> _ABOUT THIS EXERCISE_:
Find where "Convert this screenshot" occurs in the data below, and retype that line and every later line exactly.

> _TASK INPUTS_:
━━━━━━━━━━━━━━━━━━━━

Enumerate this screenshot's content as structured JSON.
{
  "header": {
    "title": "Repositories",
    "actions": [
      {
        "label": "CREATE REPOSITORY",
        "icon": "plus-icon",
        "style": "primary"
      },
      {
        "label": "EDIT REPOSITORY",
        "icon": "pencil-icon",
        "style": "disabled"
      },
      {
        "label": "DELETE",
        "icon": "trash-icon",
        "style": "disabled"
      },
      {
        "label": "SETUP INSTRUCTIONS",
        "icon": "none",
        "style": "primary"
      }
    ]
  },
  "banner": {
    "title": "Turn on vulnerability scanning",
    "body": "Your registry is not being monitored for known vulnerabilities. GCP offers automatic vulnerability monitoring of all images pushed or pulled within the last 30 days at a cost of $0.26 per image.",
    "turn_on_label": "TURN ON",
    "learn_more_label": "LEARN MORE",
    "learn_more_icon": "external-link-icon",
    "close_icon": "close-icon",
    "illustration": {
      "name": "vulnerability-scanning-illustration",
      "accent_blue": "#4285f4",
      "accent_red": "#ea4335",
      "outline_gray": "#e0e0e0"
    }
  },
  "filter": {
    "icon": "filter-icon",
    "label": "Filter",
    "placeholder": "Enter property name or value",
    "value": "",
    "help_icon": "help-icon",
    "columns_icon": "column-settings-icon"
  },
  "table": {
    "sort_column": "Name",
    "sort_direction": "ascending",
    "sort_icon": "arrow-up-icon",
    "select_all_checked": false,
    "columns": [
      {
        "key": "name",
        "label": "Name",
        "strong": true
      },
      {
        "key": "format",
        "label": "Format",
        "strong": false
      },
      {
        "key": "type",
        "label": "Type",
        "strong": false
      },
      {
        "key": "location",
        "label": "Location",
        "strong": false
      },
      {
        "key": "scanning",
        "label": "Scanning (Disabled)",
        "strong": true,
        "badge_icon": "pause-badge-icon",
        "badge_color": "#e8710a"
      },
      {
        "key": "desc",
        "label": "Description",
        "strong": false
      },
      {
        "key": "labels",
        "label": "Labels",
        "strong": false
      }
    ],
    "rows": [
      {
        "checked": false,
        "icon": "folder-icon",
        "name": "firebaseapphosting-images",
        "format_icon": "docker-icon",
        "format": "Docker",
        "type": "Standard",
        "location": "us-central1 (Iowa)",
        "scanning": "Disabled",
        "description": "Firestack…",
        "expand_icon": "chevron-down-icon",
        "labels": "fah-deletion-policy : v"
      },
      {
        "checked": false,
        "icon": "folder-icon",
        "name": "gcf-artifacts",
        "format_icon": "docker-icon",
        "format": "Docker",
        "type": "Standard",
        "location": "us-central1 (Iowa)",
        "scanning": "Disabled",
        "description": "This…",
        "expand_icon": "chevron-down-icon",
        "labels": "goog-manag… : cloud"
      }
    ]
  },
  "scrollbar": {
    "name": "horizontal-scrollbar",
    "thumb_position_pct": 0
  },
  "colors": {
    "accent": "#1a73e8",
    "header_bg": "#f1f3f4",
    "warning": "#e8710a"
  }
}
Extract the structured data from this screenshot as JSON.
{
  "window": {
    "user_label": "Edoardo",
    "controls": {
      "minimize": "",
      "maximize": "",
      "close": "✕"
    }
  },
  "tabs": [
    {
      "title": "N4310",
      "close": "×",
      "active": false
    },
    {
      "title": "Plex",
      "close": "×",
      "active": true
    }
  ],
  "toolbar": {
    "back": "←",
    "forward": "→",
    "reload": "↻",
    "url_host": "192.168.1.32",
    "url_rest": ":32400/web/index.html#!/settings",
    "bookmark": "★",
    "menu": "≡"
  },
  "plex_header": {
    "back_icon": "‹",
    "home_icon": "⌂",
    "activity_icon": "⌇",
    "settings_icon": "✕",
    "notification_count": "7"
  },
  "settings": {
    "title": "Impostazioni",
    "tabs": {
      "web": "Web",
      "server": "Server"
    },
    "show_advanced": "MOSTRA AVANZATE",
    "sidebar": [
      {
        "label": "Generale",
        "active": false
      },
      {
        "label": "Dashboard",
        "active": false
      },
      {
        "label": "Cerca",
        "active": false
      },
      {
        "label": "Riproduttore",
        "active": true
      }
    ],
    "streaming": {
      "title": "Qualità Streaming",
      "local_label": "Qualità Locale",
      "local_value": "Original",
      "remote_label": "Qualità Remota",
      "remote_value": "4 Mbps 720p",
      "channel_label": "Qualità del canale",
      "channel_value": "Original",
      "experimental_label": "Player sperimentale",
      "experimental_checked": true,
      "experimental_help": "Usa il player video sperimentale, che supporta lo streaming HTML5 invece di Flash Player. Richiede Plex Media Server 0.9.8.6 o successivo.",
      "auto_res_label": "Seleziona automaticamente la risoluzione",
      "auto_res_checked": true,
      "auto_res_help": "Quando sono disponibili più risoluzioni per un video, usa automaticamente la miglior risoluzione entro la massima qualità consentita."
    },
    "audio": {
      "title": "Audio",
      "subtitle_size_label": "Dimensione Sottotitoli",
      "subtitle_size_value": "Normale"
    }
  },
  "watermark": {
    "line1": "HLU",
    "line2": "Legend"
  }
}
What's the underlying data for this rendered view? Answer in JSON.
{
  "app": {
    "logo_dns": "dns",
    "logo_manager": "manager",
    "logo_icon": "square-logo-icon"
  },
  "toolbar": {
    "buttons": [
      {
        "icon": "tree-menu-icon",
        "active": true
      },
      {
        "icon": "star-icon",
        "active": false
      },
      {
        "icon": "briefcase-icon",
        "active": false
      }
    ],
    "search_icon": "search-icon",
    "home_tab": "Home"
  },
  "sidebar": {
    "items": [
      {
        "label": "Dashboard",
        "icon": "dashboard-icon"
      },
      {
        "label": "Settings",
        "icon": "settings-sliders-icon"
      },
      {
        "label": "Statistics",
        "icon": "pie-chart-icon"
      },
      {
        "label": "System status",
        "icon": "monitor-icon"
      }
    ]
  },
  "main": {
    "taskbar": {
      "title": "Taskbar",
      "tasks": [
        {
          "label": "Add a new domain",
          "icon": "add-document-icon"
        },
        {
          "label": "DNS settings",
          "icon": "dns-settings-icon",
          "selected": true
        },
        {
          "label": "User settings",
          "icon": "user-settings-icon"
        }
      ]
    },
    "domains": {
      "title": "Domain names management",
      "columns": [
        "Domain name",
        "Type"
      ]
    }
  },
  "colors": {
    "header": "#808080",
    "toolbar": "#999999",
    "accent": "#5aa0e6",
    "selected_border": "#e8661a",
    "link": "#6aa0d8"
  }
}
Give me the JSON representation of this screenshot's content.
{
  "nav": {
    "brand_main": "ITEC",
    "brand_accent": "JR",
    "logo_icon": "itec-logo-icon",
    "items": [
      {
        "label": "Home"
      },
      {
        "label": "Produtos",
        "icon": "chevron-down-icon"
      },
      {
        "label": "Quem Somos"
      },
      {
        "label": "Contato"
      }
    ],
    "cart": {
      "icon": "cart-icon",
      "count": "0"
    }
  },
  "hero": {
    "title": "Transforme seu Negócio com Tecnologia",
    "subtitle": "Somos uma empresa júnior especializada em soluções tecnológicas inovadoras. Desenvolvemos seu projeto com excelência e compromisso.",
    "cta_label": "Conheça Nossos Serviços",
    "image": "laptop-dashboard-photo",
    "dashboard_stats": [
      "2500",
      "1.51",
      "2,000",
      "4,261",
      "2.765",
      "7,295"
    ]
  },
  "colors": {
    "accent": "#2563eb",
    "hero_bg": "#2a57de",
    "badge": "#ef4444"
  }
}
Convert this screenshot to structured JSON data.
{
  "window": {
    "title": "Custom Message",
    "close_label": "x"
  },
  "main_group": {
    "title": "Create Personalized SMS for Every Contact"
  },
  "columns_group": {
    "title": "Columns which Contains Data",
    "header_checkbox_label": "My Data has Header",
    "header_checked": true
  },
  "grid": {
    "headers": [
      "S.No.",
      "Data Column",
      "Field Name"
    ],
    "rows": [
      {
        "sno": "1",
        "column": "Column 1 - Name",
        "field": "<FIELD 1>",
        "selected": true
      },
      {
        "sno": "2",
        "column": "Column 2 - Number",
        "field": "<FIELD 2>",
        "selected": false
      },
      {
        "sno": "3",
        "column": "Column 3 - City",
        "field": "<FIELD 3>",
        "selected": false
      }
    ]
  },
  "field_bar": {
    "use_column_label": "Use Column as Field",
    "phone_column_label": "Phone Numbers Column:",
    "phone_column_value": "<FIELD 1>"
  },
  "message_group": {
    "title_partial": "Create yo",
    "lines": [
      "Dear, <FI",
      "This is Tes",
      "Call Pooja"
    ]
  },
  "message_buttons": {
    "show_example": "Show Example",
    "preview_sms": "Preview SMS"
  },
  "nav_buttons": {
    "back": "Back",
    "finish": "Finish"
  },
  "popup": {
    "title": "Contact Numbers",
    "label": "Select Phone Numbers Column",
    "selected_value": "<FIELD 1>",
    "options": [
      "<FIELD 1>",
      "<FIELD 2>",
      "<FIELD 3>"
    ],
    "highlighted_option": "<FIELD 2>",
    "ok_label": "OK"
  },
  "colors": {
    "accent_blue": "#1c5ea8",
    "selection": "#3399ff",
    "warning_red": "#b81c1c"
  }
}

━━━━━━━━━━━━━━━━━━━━

> _OUTPUT FOR THIS EXERCISE_:
Convert this screenshot to structured JSON data.
{
  "window": {
    "title": "Custom Message",
    "close_label": "x"
  },
  "main_group": {
    "title": "Create Personalized SMS for Every Contact"
  },
  "columns_group": {
    "title": "Columns which Contains Data",
    "header_checkbox_label": "My Data has Header",
    "header_checked": true
  },
  "grid": {
    "headers": [
      "S.No.",
      "Data Column",
      "Field Name"
    ],
    "rows": [
      {
        "sno": "1",
        "column": "Column 1 - Name",
        "field": "<FIELD 1>",
        "selected": true
      },
      {
        "sno": "2",
        "column": "Column 2 - Number",
        "field": "<FIELD 2>",
        "selected": false
      },
      {
        "sno": "3",
        "column": "Column 3 - City",
        "field": "<FIELD 3>",
        "selected": false
      }
    ]
  },
  "field_bar": {
    "use_column_label": "Use Column as Field",
    "phone_column_label": "Phone Numbers Column:",
    "phone_column_value": "<FIELD 1>"
  },
  "message_group": {
    "title_partial": "Create yo",
    "lines": [
      "Dear, <FI",
      "This is Tes",
      "Call Pooja"
    ]
  },
  "message_buttons": {
    "show_example": "Show Example",
    "preview_sms": "Preview SMS"
  },
  "nav_buttons": {
    "back": "Back",
    "finish": "Finish"
  },
  "popup": {
    "title": "Contact Numbers",
    "label": "Select Phone Numbers Column",
    "selected_value": "<FIELD 1>",
    "options": [
      "<FIELD 1>",
      "<FIELD 2>",
      "<FIELD 3>"
    ],
    "highlighted_option": "<FIELD 2>",
    "ok_label": "OK"
  },
  "colors": {
    "accent_blue": "#1c5ea8",
    "selection": "#3399ff",
    "warning_red": "#b81c1c"
  }
}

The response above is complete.